There are some people out there who are ideologically opposed to the notions of unions – people who work for the IPA, the HR Nichols society and their ilk argue that unions are obstructive and cause over-regulation of the industrial relations framework. Some even go so far as to say that union involvement is criminal. Others limit themselves to suggesting that unions have had their day, and they are irrelevant in the modern workforce. Well, they’re entitled to their opinion, and I’m not particularly interested in turning this piece into an argument about why unions are important: suffice to say that the most equal, the best educated, the happiest and the most socially progressive countries in the world also have the highest union membership (approaching 70% in some cases), whereas the least equal countries have the lowest. I know that correlation is not causation, but more learned scholars than myself have made the case, convincingly, that unions and organised labour are a force for good.

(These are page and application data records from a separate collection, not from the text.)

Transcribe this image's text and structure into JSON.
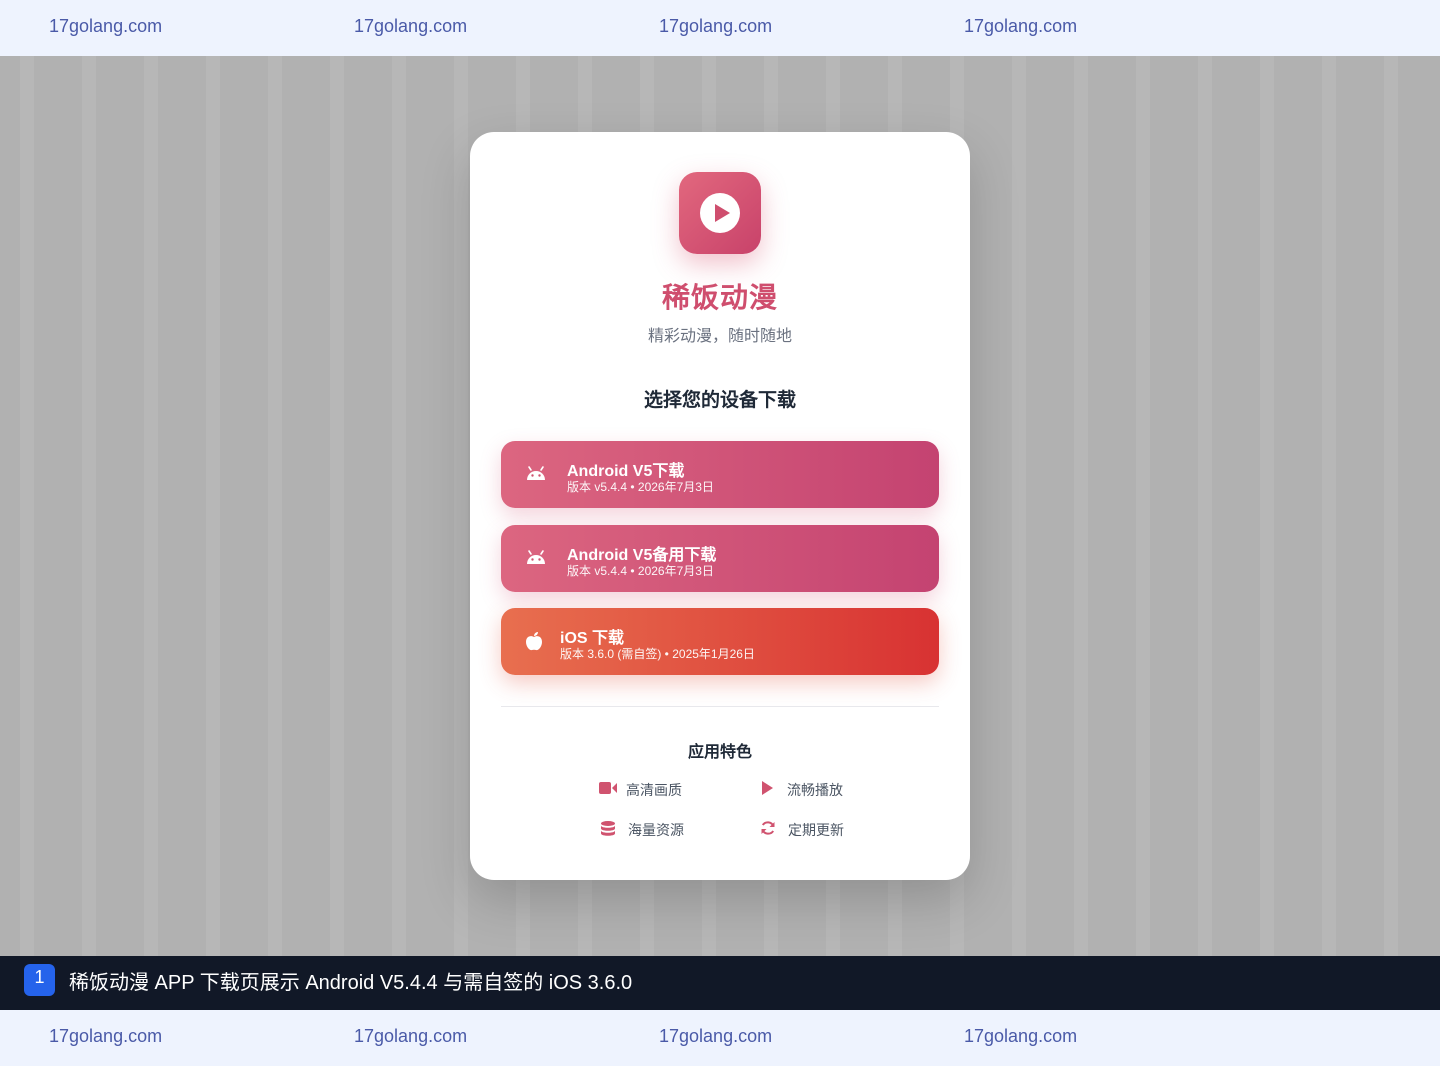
{
  "watermark": {
    "text": [
      "17golang.com",
      "17golang.com",
      "17golang.com",
      "17golang.com"
    ]
  },
  "app": {
    "name": "稀饭动漫",
    "tagline": "精彩动漫，随时随地"
  },
  "download": {
    "section_title": "选择您的设备下载",
    "buttons": [
      {
        "title": "Android V5下载",
        "subtitle": "版本 v5.4.4 • 2026年7月3日",
        "icon": "android-icon"
      },
      {
        "title": "Android V5备用下载",
        "subtitle": "版本 v5.4.4 • 2026年7月3日",
        "icon": "android-icon"
      },
      {
        "title": "iOS 下载",
        "subtitle": "版本 3.6.0 (需自签) • 2025年1月26日",
        "icon": "apple-icon"
      }
    ]
  },
  "features": {
    "title": "应用特色",
    "items": [
      {
        "label": "高清画质",
        "icon": "video-camera-icon"
      },
      {
        "label": "流畅播放",
        "icon": "play-icon"
      },
      {
        "label": "海量资源",
        "icon": "database-icon"
      },
      {
        "label": "定期更新",
        "icon": "refresh-icon"
      }
    ]
  },
  "caption": {
    "index": "1",
    "text": "稀饭动漫 APP 下载页展示 Android V5.4.4 与需自签的 iOS 3.6.0"
  },
  "colors": {
    "brand": "#cf4e6e",
    "android_button": "#d0536f",
    "ios_button": "#e0483f",
    "caption_bar": "#111827",
    "caption_badge": "#2563eb",
    "watermark_bar": "#eef3fe"
  }
}
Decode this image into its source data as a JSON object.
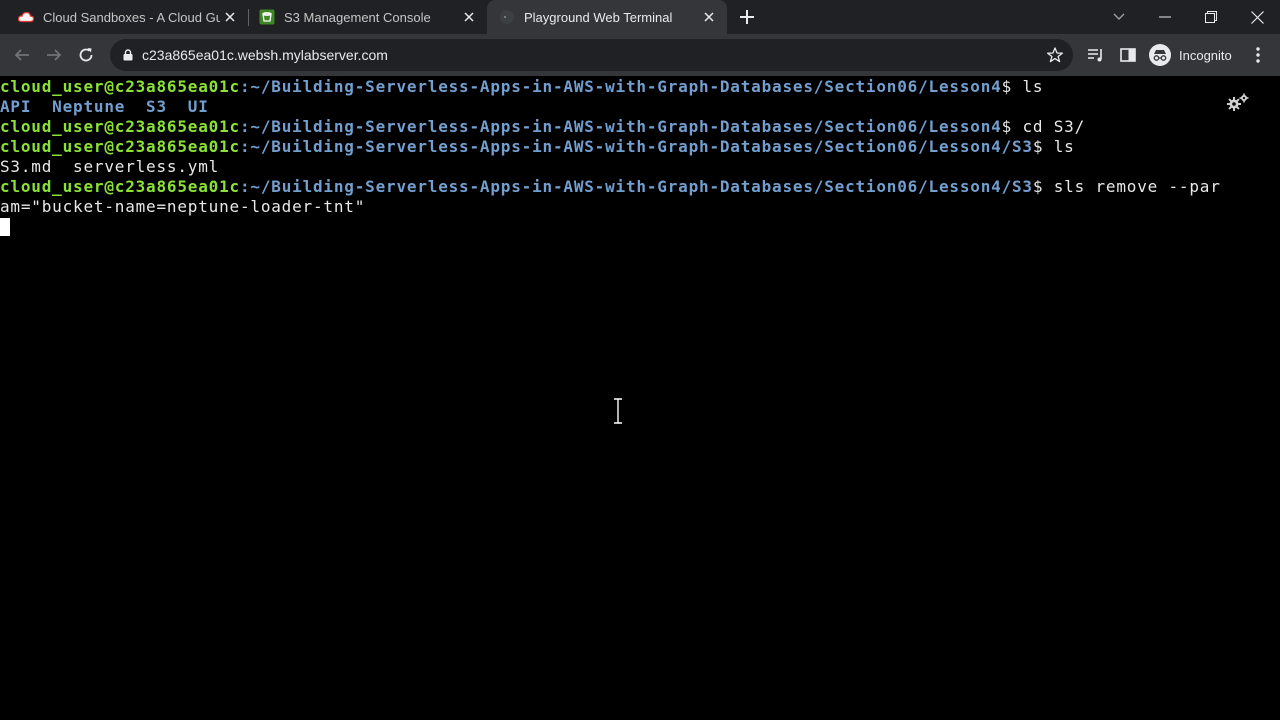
{
  "browser": {
    "tabs": [
      {
        "title": "Cloud Sandboxes - A Cloud Guru",
        "icon": "cloud-guru-favicon-icon",
        "active": false
      },
      {
        "title": "S3 Management Console",
        "icon": "aws-s3-favicon-icon",
        "active": false
      },
      {
        "title": "Playground Web Terminal",
        "icon": "terminal-favicon-icon",
        "active": true
      }
    ],
    "url": "c23a865ea01c.websh.mylabserver.com",
    "profile_label": "Incognito"
  },
  "terminal": {
    "prompt_user": "cloud_user@c23a865ea01c",
    "lines": [
      {
        "path": ":~/Building-Serverless-Apps-in-AWS-with-Graph-Databases/Section06/Lesson4",
        "cmd": "$ ls"
      },
      {
        "dirs": "API  Neptune  S3  UI"
      },
      {
        "path": ":~/Building-Serverless-Apps-in-AWS-with-Graph-Databases/Section06/Lesson4",
        "cmd": "$ cd S3/"
      },
      {
        "path": ":~/Building-Serverless-Apps-in-AWS-with-Graph-Databases/Section06/Lesson4/S3",
        "cmd": "$ ls"
      },
      {
        "output": "S3.md  serverless.yml"
      },
      {
        "path": ":~/Building-Serverless-Apps-in-AWS-with-Graph-Databases/Section06/Lesson4/S3",
        "cmd": "$ sls remove --par"
      },
      {
        "output": "am=\"bucket-name=neptune-loader-tnt\""
      }
    ]
  },
  "colors": {
    "tab_strip": "#202124",
    "toolbar": "#35363a",
    "prompt_user": "#8ae234",
    "prompt_path": "#729fcf",
    "terminal_bg": "#000000"
  }
}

But a more pressing question to ask is why, if that’s the case, is union membership declining? Following on from that is an existential questions for the union membership and all who work within it – what can be done about this decline? The two questions are related and need to be considered in that light. There are lots of posited answers to the first one – casualistation of the workforce, work being done overseas, decline of large enterprises, globalisation and ‘uberisation’. There are elements of truth to all of them, but the one that concerns me the most is the generational one: that is, people joining the workforce today are not joining unions for the simple reason that their parents weren’t union members. The culture of being a proud unionist is gradually disappearing from Australia’s workers.
One of the ideas touted as a possible solution to these problems is the notion of differing memberships. For example, you might be only an associate member, which means that you only get certain services for a reduced fee, whereas ‘full’ members might recieve the whole range of possible services. Well, it’s an option – but it got me thinking about the way such membership might work.
What about a ‘freemium’ model of membership? This is something that you see a lot with apps online. For example, Dropbox requires everyone to sign up to use its services – but there’s no cost unless you want to significantly expand your storage capacity. Everybody gets a little bit for free – and pay a premium for a more. Could that work with unions? Could we say everyone who signs up is a member – but if you want advice or representation or anything further, you have to upgrade your membership?
From a purely logistical side, it could be a nightmare. When speaking to members, it would be necessary to check their membership status before giving any advice. And what happens if a member wanted to change their status? Would there be a cooling off period? Who would manage that? And how would that play in relation to industrial negotiation and representation?
I’ll post some more ideas later in the week.